Economic science has extensively studied the creative power of individuals and social groups, but it has largely ignored the destructive power of economic agents. This highly original book redresses the balance and, for the first time, looks at how much an agent can destroy. Destructive power is conceptualised in a unique way, covering all types of deliberate (violent and non-violent) social conflict behaviour. The theoretical arguments in the book are skilfully linked to burning political issues of our time such as the 9/11 terrorist attacks and the Second Gulf War.
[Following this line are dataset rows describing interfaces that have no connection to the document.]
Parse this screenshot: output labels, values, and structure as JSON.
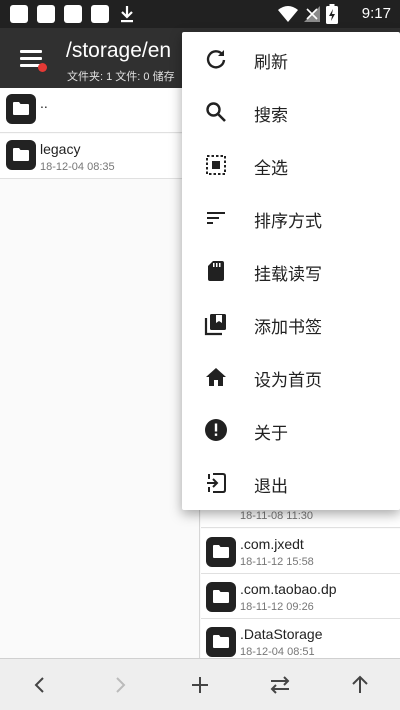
{
  "status_bar": {
    "time": "9:17",
    "icons": [
      "notification-icon",
      "notification-icon",
      "notification-icon",
      "notification-icon",
      "download-icon",
      "wifi-icon",
      "no-signal-icon",
      "battery-charging-icon"
    ]
  },
  "app_bar": {
    "path": "/storage/en",
    "subtitle": "文件夹: 1  文件: 0  储存"
  },
  "left_list": [
    {
      "name": "..",
      "date": ""
    },
    {
      "name": "legacy",
      "date": "18-12-04 08:35"
    }
  ],
  "right_list": [
    {
      "name": "",
      "date": "18-11-08 11:30"
    },
    {
      "name": ".com.jxedt",
      "date": "18-11-12 15:58"
    },
    {
      "name": ".com.taobao.dp",
      "date": "18-11-12 09:26"
    },
    {
      "name": ".DataStorage",
      "date": "18-12-04 08:51"
    }
  ],
  "menu": {
    "items": [
      {
        "label": "刷新",
        "icon": "refresh-icon"
      },
      {
        "label": "搜索",
        "icon": "search-icon"
      },
      {
        "label": "全选",
        "icon": "select-all-icon"
      },
      {
        "label": "排序方式",
        "icon": "sort-icon"
      },
      {
        "label": "挂载读写",
        "icon": "sd-card-icon"
      },
      {
        "label": "添加书签",
        "icon": "bookmark-icon"
      },
      {
        "label": "设为首页",
        "icon": "home-icon"
      },
      {
        "label": "关于",
        "icon": "info-icon"
      },
      {
        "label": "退出",
        "icon": "exit-icon"
      }
    ]
  },
  "bottom_bar": {
    "buttons": [
      "back-icon",
      "forward-icon",
      "add-icon",
      "swap-icon",
      "up-icon"
    ]
  },
  "colors": {
    "app_bar": "#303030",
    "status_bar": "#212121",
    "badge": "#e53935"
  }
}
The author embraces destructive power in its two different functions, namely appropriative and rule-producing, the latter having been entirely neglected in classical and neo-classical approaches. The focus of the book is to integrate both these functions of destructive power into the political economy discourse. In doing so, the author offers an original interpretation of social development in terms of a combination of three different types of power: creative (economic), destructive and moral. Destructive power is therefore studied within the scope of collective action and not just as an irrational, abnormal or critical reaction. Throughout the book, the author illustrates many relevant and thought-provoking examples of man’s destructive nature including civil war, military confrontation, guerrilla warfare, terrorism, revolution, strikes, sovereignty, public security and suicide.
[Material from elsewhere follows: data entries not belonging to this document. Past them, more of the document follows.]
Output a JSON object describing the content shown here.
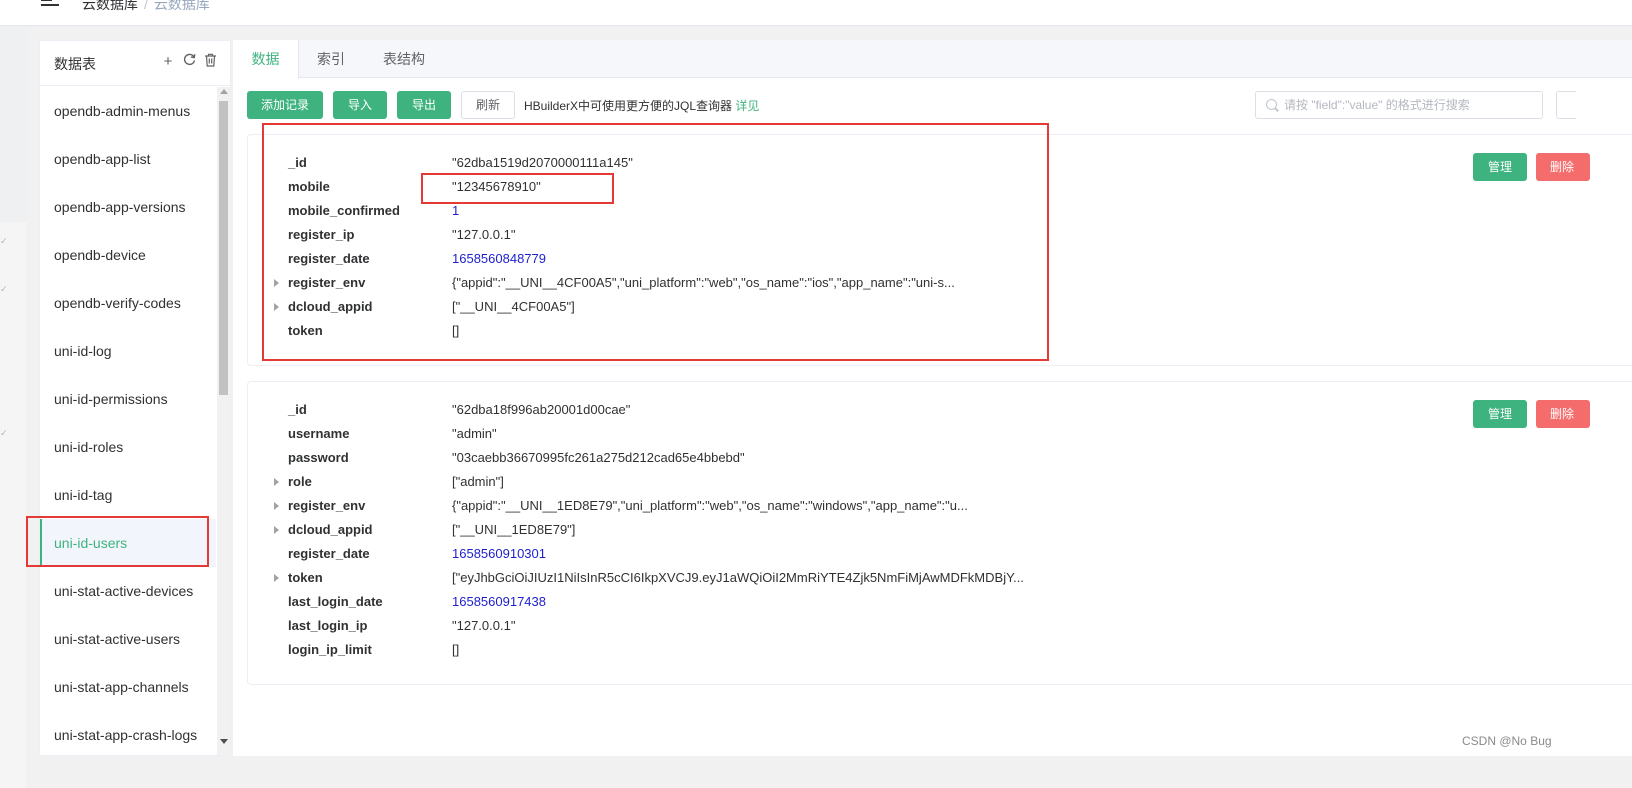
{
  "header": {
    "breadcrumb": [
      "云数据库",
      "云数据库"
    ],
    "separator": "/"
  },
  "tables_panel": {
    "title": "数据表",
    "icons": [
      "plus-icon",
      "refresh-icon",
      "trash-icon"
    ],
    "items": [
      "opendb-admin-menus",
      "opendb-app-list",
      "opendb-app-versions",
      "opendb-device",
      "opendb-verify-codes",
      "uni-id-log",
      "uni-id-permissions",
      "uni-id-roles",
      "uni-id-tag",
      "uni-id-users",
      "uni-stat-active-devices",
      "uni-stat-active-users",
      "uni-stat-app-channels",
      "uni-stat-app-crash-logs"
    ],
    "active_item": "uni-id-users"
  },
  "tabs": [
    "数据",
    "索引",
    "表结构"
  ],
  "active_tab": "数据",
  "toolbar": {
    "add_label": "添加记录",
    "import_label": "导入",
    "export_label": "导出",
    "refresh_label": "刷新",
    "tip_text": "HBuilderX中可使用更方便的JQL查询器",
    "tip_link": "详见",
    "search_placeholder": "请按 \"field\":\"value\" 的格式进行搜索"
  },
  "records": [
    {
      "manage_label": "管理",
      "delete_label": "删除",
      "fields": [
        {
          "key": "_id",
          "value": "\"62dba1519d2070000111a145\"",
          "type": "string",
          "expandable": false
        },
        {
          "key": "mobile",
          "value": "\"12345678910\"",
          "type": "string",
          "expandable": false
        },
        {
          "key": "mobile_confirmed",
          "value": "1",
          "type": "number",
          "expandable": false
        },
        {
          "key": "register_ip",
          "value": "\"127.0.0.1\"",
          "type": "string",
          "expandable": false
        },
        {
          "key": "register_date",
          "value": "1658560848779",
          "type": "number",
          "expandable": false
        },
        {
          "key": "register_env",
          "value": "{\"appid\":\"__UNI__4CF00A5\",\"uni_platform\":\"web\",\"os_name\":\"ios\",\"app_name\":\"uni-s...",
          "type": "object",
          "expandable": true
        },
        {
          "key": "dcloud_appid",
          "value": "[\"__UNI__4CF00A5\"]",
          "type": "array",
          "expandable": true
        },
        {
          "key": "token",
          "value": "[]",
          "type": "array",
          "expandable": false
        }
      ]
    },
    {
      "manage_label": "管理",
      "delete_label": "删除",
      "fields": [
        {
          "key": "_id",
          "value": "\"62dba18f996ab20001d00cae\"",
          "type": "string",
          "expandable": false
        },
        {
          "key": "username",
          "value": "\"admin\"",
          "type": "string",
          "expandable": false
        },
        {
          "key": "password",
          "value": "\"03caebb36670995fc261a275d212cad65e4bbebd\"",
          "type": "string",
          "expandable": false
        },
        {
          "key": "role",
          "value": "[\"admin\"]",
          "type": "array",
          "expandable": true
        },
        {
          "key": "register_env",
          "value": "{\"appid\":\"__UNI__1ED8E79\",\"uni_platform\":\"web\",\"os_name\":\"windows\",\"app_name\":\"u...",
          "type": "object",
          "expandable": true
        },
        {
          "key": "dcloud_appid",
          "value": "[\"__UNI__1ED8E79\"]",
          "type": "array",
          "expandable": true
        },
        {
          "key": "register_date",
          "value": "1658560910301",
          "type": "number",
          "expandable": false
        },
        {
          "key": "token",
          "value": "[\"eyJhbGciOiJIUzI1NiIsInR5cCI6IkpXVCJ9.eyJ1aWQiOiI2MmRiYTE4Zjk5NmFiMjAwMDFkMDBjY...",
          "type": "array",
          "expandable": true
        },
        {
          "key": "last_login_date",
          "value": "1658560917438",
          "type": "number",
          "expandable": false
        },
        {
          "key": "last_login_ip",
          "value": "\"127.0.0.1\"",
          "type": "string",
          "expandable": false
        },
        {
          "key": "login_ip_limit",
          "value": "[]",
          "type": "array",
          "expandable": false
        }
      ]
    }
  ],
  "watermark": "CSDN @No  Bug",
  "colors": {
    "accent": "#3fb37f",
    "danger": "#f56c6c",
    "number": "#1e1ecf",
    "annotation": "#e53935"
  }
}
This fascinating book offers a challenging new agenda for understanding conflict theory and measuring the ‘value’ of destructive power. It will appeal to a broad and varied readership from a range of disciplines across the social sciences including economics, politics, sociology, history and psychology.